SUPPLIED DATA section start

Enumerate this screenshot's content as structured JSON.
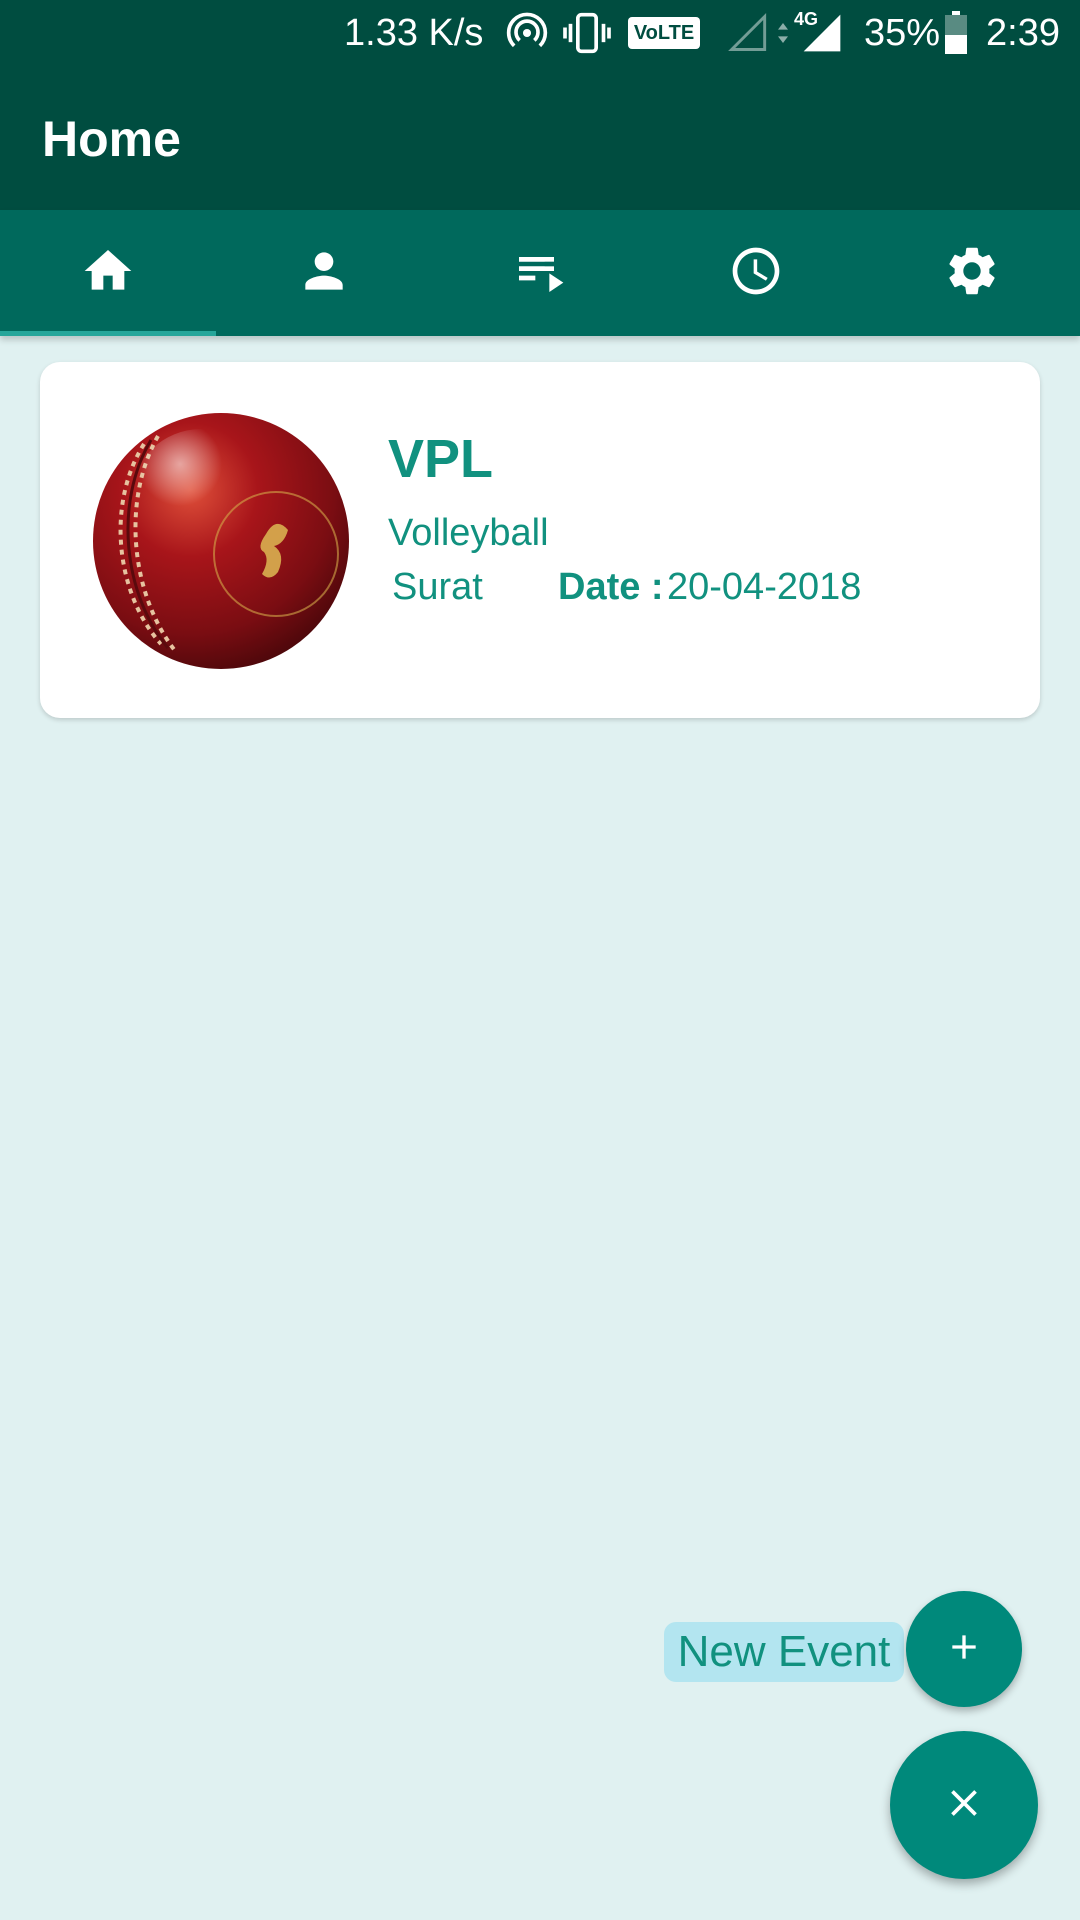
{
  "status_bar": {
    "network_speed": "1.33 K/s",
    "volte_label": "VoLTE",
    "network_type": "4G",
    "battery": "35%",
    "time": "2:39"
  },
  "app_bar": {
    "title": "Home"
  },
  "tabs": [
    {
      "icon": "home-icon",
      "selected": true
    },
    {
      "icon": "person-icon",
      "selected": false
    },
    {
      "icon": "playlist-icon",
      "selected": false
    },
    {
      "icon": "clock-icon",
      "selected": false
    },
    {
      "icon": "settings-icon",
      "selected": false
    }
  ],
  "events": [
    {
      "title": "VPL",
      "sport": "Volleyball",
      "city": "Surat",
      "date_label": "Date :",
      "date": "20-04-2018",
      "image_icon": "cricket-ball-image"
    }
  ],
  "fab": {
    "new_event_label": "New Event",
    "add_icon": "plus-icon",
    "close_icon": "close-icon"
  },
  "colors": {
    "app_bar": "#004d40",
    "tab_bar": "#00695c",
    "accent": "#00897b",
    "text_teal": "#11917f",
    "background": "#e0f1f1",
    "label_bg": "#b3e5f0"
  }
}
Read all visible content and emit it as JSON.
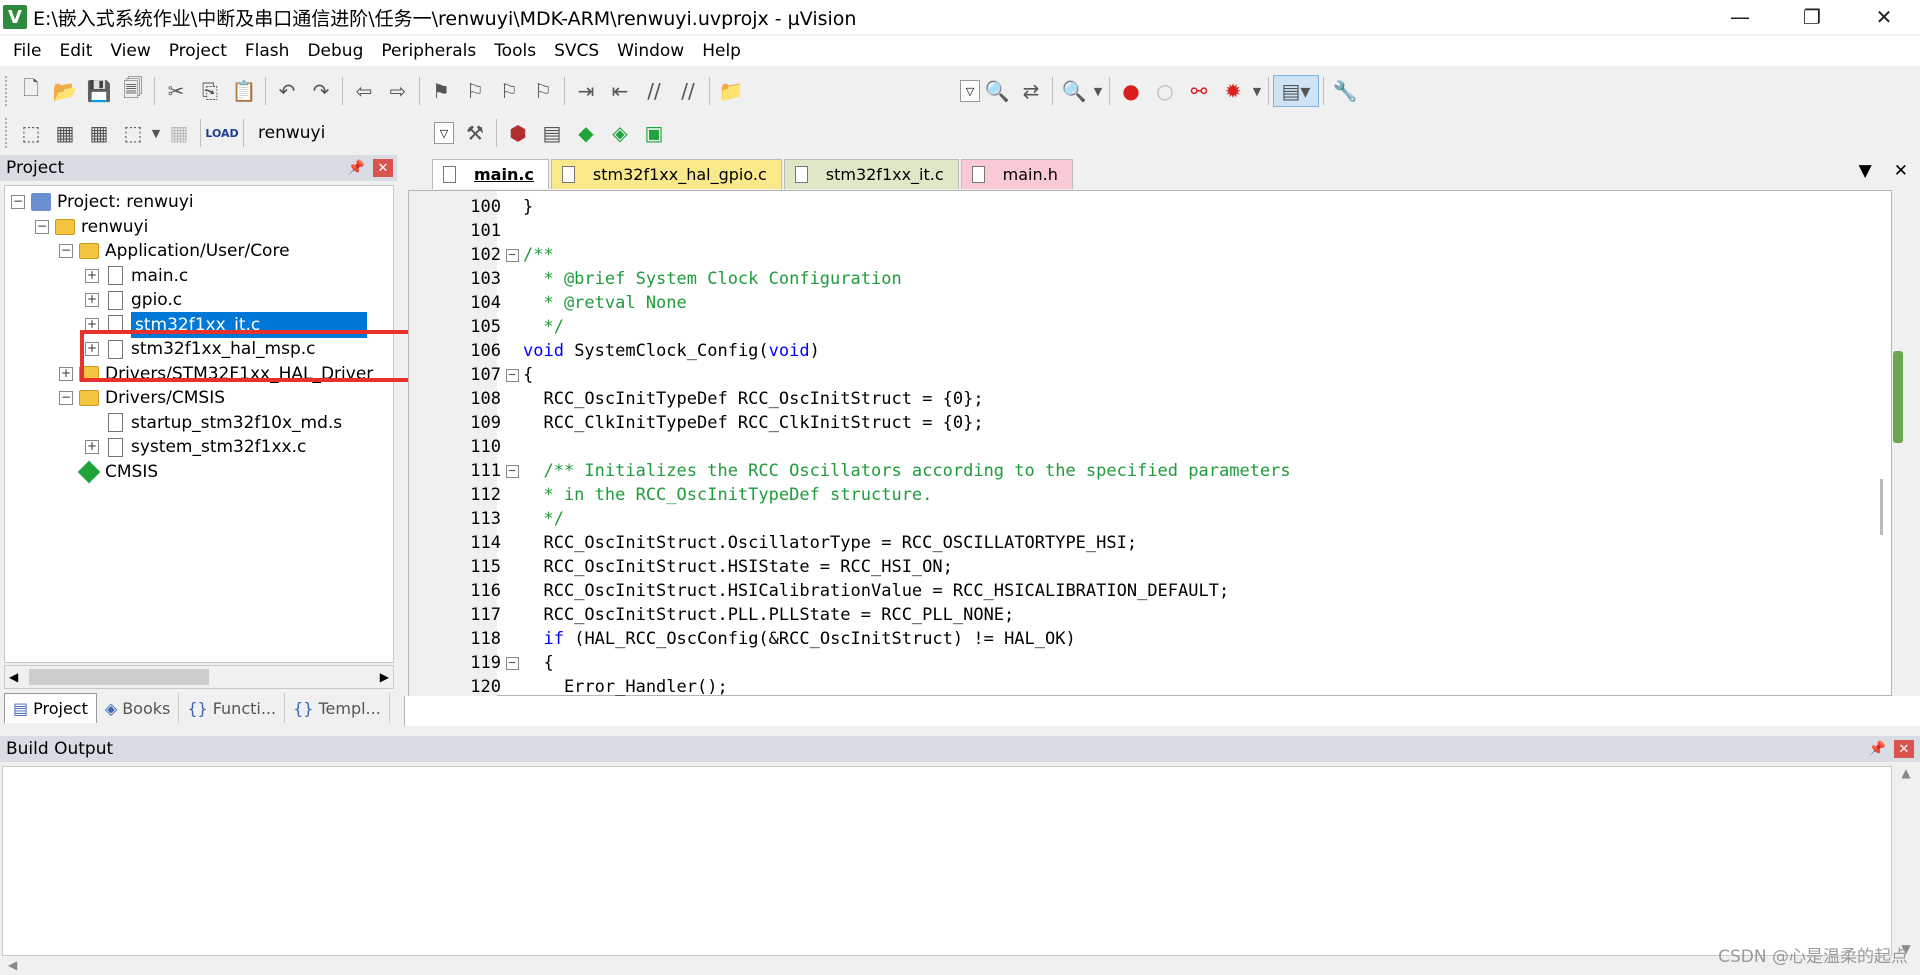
{
  "window": {
    "title": "E:\\嵌入式系统作业\\中断及串口通信进阶\\任务一\\renwuyi\\MDK-ARM\\renwuyi.uvprojx - µVision",
    "app_icon": "V",
    "minimize": "—",
    "maximize": "❐",
    "close": "✕"
  },
  "menu": [
    "File",
    "Edit",
    "View",
    "Project",
    "Flash",
    "Debug",
    "Peripherals",
    "Tools",
    "SVCS",
    "Window",
    "Help"
  ],
  "toolbar2": {
    "target_name": "renwuyi"
  },
  "project_panel": {
    "title": "Project",
    "tree": [
      {
        "label": "Project: renwuyi",
        "level": 0,
        "kind": "project",
        "expander": "−"
      },
      {
        "label": "renwuyi",
        "level": 1,
        "kind": "target",
        "expander": "−"
      },
      {
        "label": "Application/User/Core",
        "level": 2,
        "kind": "folder",
        "expander": "−"
      },
      {
        "label": "main.c",
        "level": 3,
        "kind": "file",
        "expander": "+"
      },
      {
        "label": "gpio.c",
        "level": 3,
        "kind": "file",
        "expander": "+"
      },
      {
        "label": "stm32f1xx_it.c",
        "level": 3,
        "kind": "file",
        "expander": "+",
        "selected": true
      },
      {
        "label": "stm32f1xx_hal_msp.c",
        "level": 3,
        "kind": "file",
        "expander": "+"
      },
      {
        "label": "Drivers/STM32F1xx_HAL_Driver",
        "level": 2,
        "kind": "folder",
        "expander": "+"
      },
      {
        "label": "Drivers/CMSIS",
        "level": 2,
        "kind": "folder",
        "expander": "−"
      },
      {
        "label": "startup_stm32f10x_md.s",
        "level": 3,
        "kind": "file",
        "expander": ""
      },
      {
        "label": "system_stm32f1xx.c",
        "level": 3,
        "kind": "file",
        "expander": "+"
      },
      {
        "label": "CMSIS",
        "level": 2,
        "kind": "component",
        "expander": ""
      }
    ],
    "tabs": [
      {
        "label": "Project",
        "icon": "▤"
      },
      {
        "label": "Books",
        "icon": "◈"
      },
      {
        "label": "Functi...",
        "icon": "{}"
      },
      {
        "label": "Templ...",
        "icon": "{}"
      }
    ]
  },
  "editor": {
    "tabs": [
      {
        "label": "main.c",
        "active": true
      },
      {
        "label": "stm32f1xx_hal_gpio.c",
        "active": false
      },
      {
        "label": "stm32f1xx_it.c",
        "active": false
      },
      {
        "label": "main.h",
        "active": false
      }
    ],
    "lines": [
      {
        "n": "100",
        "fold": "",
        "text": "}",
        "cls": ""
      },
      {
        "n": "101",
        "fold": "",
        "text": "",
        "cls": ""
      },
      {
        "n": "102",
        "fold": "−",
        "text": "/**",
        "cls": "c-comment"
      },
      {
        "n": "103",
        "fold": "",
        "text": "  * @brief System Clock Configuration",
        "cls": "c-comment"
      },
      {
        "n": "104",
        "fold": "",
        "text": "  * @retval None",
        "cls": "c-comment"
      },
      {
        "n": "105",
        "fold": "",
        "text": "  */",
        "cls": "c-comment"
      },
      {
        "n": "106",
        "fold": "",
        "text": "void SystemClock_Config(void)",
        "cls": "kwline"
      },
      {
        "n": "107",
        "fold": "−",
        "text": "{",
        "cls": ""
      },
      {
        "n": "108",
        "fold": "",
        "text": "  RCC_OscInitTypeDef RCC_OscInitStruct = {0};",
        "cls": ""
      },
      {
        "n": "109",
        "fold": "",
        "text": "  RCC_ClkInitTypeDef RCC_ClkInitStruct = {0};",
        "cls": ""
      },
      {
        "n": "110",
        "fold": "",
        "text": "",
        "cls": ""
      },
      {
        "n": "111",
        "fold": "−",
        "text": "  /** Initializes the RCC Oscillators according to the specified parameters",
        "cls": "c-comment"
      },
      {
        "n": "112",
        "fold": "",
        "text": "  * in the RCC_OscInitTypeDef structure.",
        "cls": "c-comment"
      },
      {
        "n": "113",
        "fold": "",
        "text": "  */",
        "cls": "c-comment"
      },
      {
        "n": "114",
        "fold": "",
        "text": "  RCC_OscInitStruct.OscillatorType = RCC_OSCILLATORTYPE_HSI;",
        "cls": ""
      },
      {
        "n": "115",
        "fold": "",
        "text": "  RCC_OscInitStruct.HSIState = RCC_HSI_ON;",
        "cls": ""
      },
      {
        "n": "116",
        "fold": "",
        "text": "  RCC_OscInitStruct.HSICalibrationValue = RCC_HSICALIBRATION_DEFAULT;",
        "cls": ""
      },
      {
        "n": "117",
        "fold": "",
        "text": "  RCC_OscInitStruct.PLL.PLLState = RCC_PLL_NONE;",
        "cls": ""
      },
      {
        "n": "118",
        "fold": "",
        "text": "  if (HAL_RCC_OscConfig(&RCC_OscInitStruct) != HAL_OK)",
        "cls": "ifline"
      },
      {
        "n": "119",
        "fold": "−",
        "text": "  {",
        "cls": ""
      },
      {
        "n": "120",
        "fold": "",
        "text": "    Error_Handler();",
        "cls": ""
      }
    ]
  },
  "build_output": {
    "title": "Build Output"
  },
  "watermark": "CSDN @心是温柔的起点",
  "colors": {
    "selection": "#0078d7",
    "comment": "#1f9c3a",
    "keyword": "#0000ff",
    "highlight_box": "#e8302c"
  }
}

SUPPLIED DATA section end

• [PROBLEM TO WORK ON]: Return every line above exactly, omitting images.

• [RESPONSE FOR THIS EXERCISE]:
Enumerate this screenshot's content as structured JSON.
{
  "status_bar": {
    "network_speed": "1.33 K/s",
    "volte_label": "VoLTE",
    "network_type": "4G",
    "battery": "35%",
    "time": "2:39"
  },
  "app_bar": {
    "title": "Home"
  },
  "tabs": [
    {
      "icon": "home-icon",
      "selected": true
    },
    {
      "icon": "person-icon",
      "selected": false
    },
    {
      "icon": "playlist-icon",
      "selected": false
    },
    {
      "icon": "clock-icon",
      "selected": false
    },
    {
      "icon": "settings-icon",
      "selected": false
    }
  ],
  "events": [
    {
      "title": "VPL",
      "sport": "Volleyball",
      "city": "Surat",
      "date_label": "Date :",
      "date": "20-04-2018",
      "image_icon": "cricket-ball-image"
    }
  ],
  "fab": {
    "new_event_label": "New Event",
    "add_icon": "plus-icon",
    "close_icon": "close-icon"
  },
  "colors": {
    "app_bar": "#004d40",
    "tab_bar": "#00695c",
    "accent": "#00897b",
    "text_teal": "#11917f",
    "background": "#e0f1f1",
    "label_bg": "#b3e5f0"
  }
}
Read all visible content and emit it as JSON.
{
  "window": {
    "title": "E:\\嵌入式系统作业\\中断及串口通信进阶\\任务一\\renwuyi\\MDK-ARM\\renwuyi.uvprojx - µVision",
    "app_icon": "V",
    "minimize": "—",
    "maximize": "❐",
    "close": "✕"
  },
  "menu": [
    "File",
    "Edit",
    "View",
    "Project",
    "Flash",
    "Debug",
    "Peripherals",
    "Tools",
    "SVCS",
    "Window",
    "Help"
  ],
  "toolbar2": {
    "target_name": "renwuyi"
  },
  "project_panel": {
    "title": "Project",
    "tree": [
      {
        "label": "Project: renwuyi",
        "level": 0,
        "kind": "project",
        "expander": "−"
      },
      {
        "label": "renwuyi",
        "level": 1,
        "kind": "target",
        "expander": "−"
      },
      {
        "label": "Application/User/Core",
        "level": 2,
        "kind": "folder",
        "expander": "−"
      },
      {
        "label": "main.c",
        "level": 3,
        "kind": "file",
        "expander": "+"
      },
      {
        "label": "gpio.c",
        "level": 3,
        "kind": "file",
        "expander": "+"
      },
      {
        "label": "stm32f1xx_it.c",
        "level": 3,
        "kind": "file",
        "expander": "+",
        "selected": true
      },
      {
        "label": "stm32f1xx_hal_msp.c",
        "level": 3,
        "kind": "file",
        "expander": "+"
      },
      {
        "label": "Drivers/STM32F1xx_HAL_Driver",
        "level": 2,
        "kind": "folder",
        "expander": "+"
      },
      {
        "label": "Drivers/CMSIS",
        "level": 2,
        "kind": "folder",
        "expander": "−"
      },
      {
        "label": "startup_stm32f10x_md.s",
        "level": 3,
        "kind": "file",
        "expander": ""
      },
      {
        "label": "system_stm32f1xx.c",
        "level": 3,
        "kind": "file",
        "expander": "+"
      },
      {
        "label": "CMSIS",
        "level": 2,
        "kind": "component",
        "expander": ""
      }
    ],
    "tabs": [
      {
        "label": "Project",
        "icon": "▤"
      },
      {
        "label": "Books",
        "icon": "◈"
      },
      {
        "label": "Functi...",
        "icon": "{}"
      },
      {
        "label": "Templ...",
        "icon": "{}"
      }
    ]
  },
  "editor": {
    "tabs": [
      {
        "label": "main.c",
        "active": true
      },
      {
        "label": "stm32f1xx_hal_gpio.c",
        "active": false
      },
      {
        "label": "stm32f1xx_it.c",
        "active": false
      },
      {
        "label": "main.h",
        "active": false
      }
    ],
    "lines": [
      {
        "n": "100",
        "fold": "",
        "text": "}",
        "cls": ""
      },
      {
        "n": "101",
        "fold": "",
        "text": "",
        "cls": ""
      },
      {
        "n": "102",
        "fold": "−",
        "text": "/**",
        "cls": "c-comment"
      },
      {
        "n": "103",
        "fold": "",
        "text": "  * @brief System Clock Configuration",
        "cls": "c-comment"
      },
      {
        "n": "104",
        "fold": "",
        "text": "  * @retval None",
        "cls": "c-comment"
      },
      {
        "n": "105",
        "fold": "",
        "text": "  */",
        "cls": "c-comment"
      },
      {
        "n": "106",
        "fold": "",
        "text": "void SystemClock_Config(void)",
        "cls": "kwline"
      },
      {
        "n": "107",
        "fold": "−",
        "text": "{",
        "cls": ""
      },
      {
        "n": "108",
        "fold": "",
        "text": "  RCC_OscInitTypeDef RCC_OscInitStruct = {0};",
        "cls": ""
      },
      {
        "n": "109",
        "fold": "",
        "text": "  RCC_ClkInitTypeDef RCC_ClkInitStruct = {0};",
        "cls": ""
      },
      {
        "n": "110",
        "fold": "",
        "text": "",
        "cls": ""
      },
      {
        "n": "111",
        "fold": "−",
        "text": "  /** Initializes the RCC Oscillators according to the specified parameters",
        "cls": "c-comment"
      },
      {
        "n": "112",
        "fold": "",
        "text": "  * in the RCC_OscInitTypeDef structure.",
        "cls": "c-comment"
      },
      {
        "n": "113",
        "fold": "",
        "text": "  */",
        "cls": "c-comment"
      },
      {
        "n": "114",
        "fold": "",
        "text": "  RCC_OscInitStruct.OscillatorType = RCC_OSCILLATORTYPE_HSI;",
        "cls": ""
      },
      {
        "n": "115",
        "fold": "",
        "text": "  RCC_OscInitStruct.HSIState = RCC_HSI_ON;",
        "cls": ""
      },
      {
        "n": "116",
        "fold": "",
        "text": "  RCC_OscInitStruct.HSICalibrationValue = RCC_HSICALIBRATION_DEFAULT;",
        "cls": ""
      },
      {
        "n": "117",
        "fold": "",
        "text": "  RCC_OscInitStruct.PLL.PLLState = RCC_PLL_NONE;",
        "cls": ""
      },
      {
        "n": "118",
        "fold": "",
        "text": "  if (HAL_RCC_OscConfig(&RCC_OscInitStruct) != HAL_OK)",
        "cls": "ifline"
      },
      {
        "n": "119",
        "fold": "−",
        "text": "  {",
        "cls": ""
      },
      {
        "n": "120",
        "fold": "",
        "text": "    Error_Handler();",
        "cls": ""
      }
    ]
  },
  "build_output": {
    "title": "Build Output"
  },
  "watermark": "CSDN @心是温柔的起点",
  "colors": {
    "selection": "#0078d7",
    "comment": "#1f9c3a",
    "keyword": "#0000ff",
    "highlight_box": "#e8302c"
  }
}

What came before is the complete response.